The single greatest Spaghetti Western you haven’t heard of, The Great Silence is a beautifully bleak film, and one of the most influential of the genre. Directed by Sergio Corbucci (the second most prolific Sergio in Italian Westerns) it’s an incredibly violent, relentlessly unforgiving film, that’s nonetheless beautiful in its fatalism.
Corbucci reveled in playing around with Western tropes- while most have the same sunny, sandy environment, his films tend to have more unusual settings, Django is muddy and miserable, while The Great Silence is set in snow covered mountains, which only adds to the harsh feel of the film.
During a severe blizzard, the townspeople of Snow Hill resort to stealing food to survive. As a result the town’s corrupt banker (Luigi Pistilli) brands them all outlaws, driving them into the hills and attracting a gang of bounty killers, led by the deliciously evil Tigrero (Klaus Kinski). The hired guns ruthlessly execute the warrants on the outlaws, killing their targets in cold blood, until the arrival of an enigmatic, mute gunslinger named Silence (Jean Louis Trintignant) threatens their livelihoods.
Silence is a unique protagonist in Spaghetti Westerns. He has more of a moral code than the characters played by Eastwood in the Dollars trilogy, only killing in self-defence, but maiming the villains who surrender to him by shooting off their thumbs. Trintignant has had an incredible career, appearing in at least four outright masterpieces – as the calm young prosecutor in Z , the reluctant hitman in The Conformist and the lead in Amour. He’s an inspired choice for Silence (accepting the role on the condition he didn’t have to speak a word) clad in black with a unique Mauser pistol. In an entirely non-verbal performance, he manages to be cool and impassive in his scenes with Kinski and reveals a more vulnerable side in his scenes with Vonetta McGee‘s grieving widow.
Despite Kinski’s reputation as the most temperamental actor in cinema history, this seemed to have been a relatively harmonious shoot (by his standards anyway – he still nearly provoked actor Frank Wolff into strangling him!). Maybe he recognised the quality of the role, as he clearly relishes getting his teeth into his character. He makes Tigrero (or Loco, depending on which version you watch) one of the most pragmatic, malevolent western villains of all time. He operates within the parameters of the law, but plays fast and loose with his interpretation of this. In a genre obsessed with ideas of honour, Tigrero is uniquely uninterested in a fair fight. He knows Silence is faster on the draw than him so he simply refuses to be coaxed into a gunfight with him, playing entirely on his terms.
The film cast a huge shadow over westerns, with Tarantino in particular paying homage in The Hateful Eight, with the snowy setting, and the way Tigrero collects his bounties by stacking his bodies on top of the stagecoach.
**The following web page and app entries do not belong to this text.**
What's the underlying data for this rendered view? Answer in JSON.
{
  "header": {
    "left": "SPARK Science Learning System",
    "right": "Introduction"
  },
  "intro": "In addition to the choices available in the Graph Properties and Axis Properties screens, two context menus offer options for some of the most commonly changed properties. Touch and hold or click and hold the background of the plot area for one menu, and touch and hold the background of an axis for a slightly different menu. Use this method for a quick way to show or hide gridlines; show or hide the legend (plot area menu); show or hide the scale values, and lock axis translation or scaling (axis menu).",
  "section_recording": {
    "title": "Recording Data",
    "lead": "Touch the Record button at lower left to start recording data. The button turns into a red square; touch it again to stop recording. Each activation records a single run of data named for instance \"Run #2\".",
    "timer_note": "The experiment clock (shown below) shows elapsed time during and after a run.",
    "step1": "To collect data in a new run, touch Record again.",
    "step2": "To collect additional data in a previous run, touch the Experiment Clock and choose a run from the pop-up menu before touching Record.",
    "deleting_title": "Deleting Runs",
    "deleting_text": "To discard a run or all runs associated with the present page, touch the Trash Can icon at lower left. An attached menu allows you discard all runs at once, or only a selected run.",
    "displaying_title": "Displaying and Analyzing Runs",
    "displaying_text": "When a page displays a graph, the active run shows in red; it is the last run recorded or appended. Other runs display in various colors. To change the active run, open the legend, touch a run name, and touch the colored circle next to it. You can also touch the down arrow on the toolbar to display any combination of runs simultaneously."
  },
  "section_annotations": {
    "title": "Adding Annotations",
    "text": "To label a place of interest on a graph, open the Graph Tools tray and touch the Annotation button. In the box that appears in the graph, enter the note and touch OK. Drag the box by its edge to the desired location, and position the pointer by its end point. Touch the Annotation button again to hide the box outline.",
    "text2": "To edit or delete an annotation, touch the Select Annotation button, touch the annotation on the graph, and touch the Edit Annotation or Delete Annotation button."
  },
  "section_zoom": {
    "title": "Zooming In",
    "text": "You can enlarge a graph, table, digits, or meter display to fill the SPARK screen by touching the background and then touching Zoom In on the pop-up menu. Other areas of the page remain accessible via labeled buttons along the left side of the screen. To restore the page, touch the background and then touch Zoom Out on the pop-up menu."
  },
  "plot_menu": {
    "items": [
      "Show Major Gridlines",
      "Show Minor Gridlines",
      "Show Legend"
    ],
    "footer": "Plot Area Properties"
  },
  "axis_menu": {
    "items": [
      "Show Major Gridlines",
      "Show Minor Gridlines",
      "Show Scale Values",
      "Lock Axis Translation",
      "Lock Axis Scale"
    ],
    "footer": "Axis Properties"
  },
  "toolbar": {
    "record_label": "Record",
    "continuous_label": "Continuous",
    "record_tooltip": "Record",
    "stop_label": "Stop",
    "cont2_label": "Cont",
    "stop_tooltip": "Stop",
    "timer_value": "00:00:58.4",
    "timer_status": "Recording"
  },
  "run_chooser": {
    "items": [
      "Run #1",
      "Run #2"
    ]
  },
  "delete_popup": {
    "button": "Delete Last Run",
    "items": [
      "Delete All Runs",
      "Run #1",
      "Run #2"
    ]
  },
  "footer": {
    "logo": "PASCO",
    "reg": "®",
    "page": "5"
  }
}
Ennio Morricone’s score is also iconic – it’s not as flamboyant or technically impressive as his work with Sergio Leone, but it’s still my personal favourite of his work in the genre; a sorrowful melody that is entirely appropriate for the film itself.
My love for Spaghetti Westerns is well documented on this site (See also here and here) but The Great Silence represents the very pinnacle of the genre. It’s hardly a feelgood film, with perhaps the bleakest ending of any western, but it remains eminently watchable due to its uniquely pessimistic tone, striking cinematography and iconic performances from the two leads.
This presentation by Eureka, taken from a 2K restoration, is the best this film has ever looked, and it comes with a ton of extras. There are few people I’d rather listen to talking about film than Alex Cox, and he’s all over this release. His commentary track, and the short featurette Cox On Corbucci are both insightful, engaging and thoroughly interesting. Other features include two alternate endings, brand new audio commentaries from Western expert Howard Hughes and filmmaker Mike Siegel, a new interview with author Austin Fisher and a 1968 documentary, Western, Italian Style.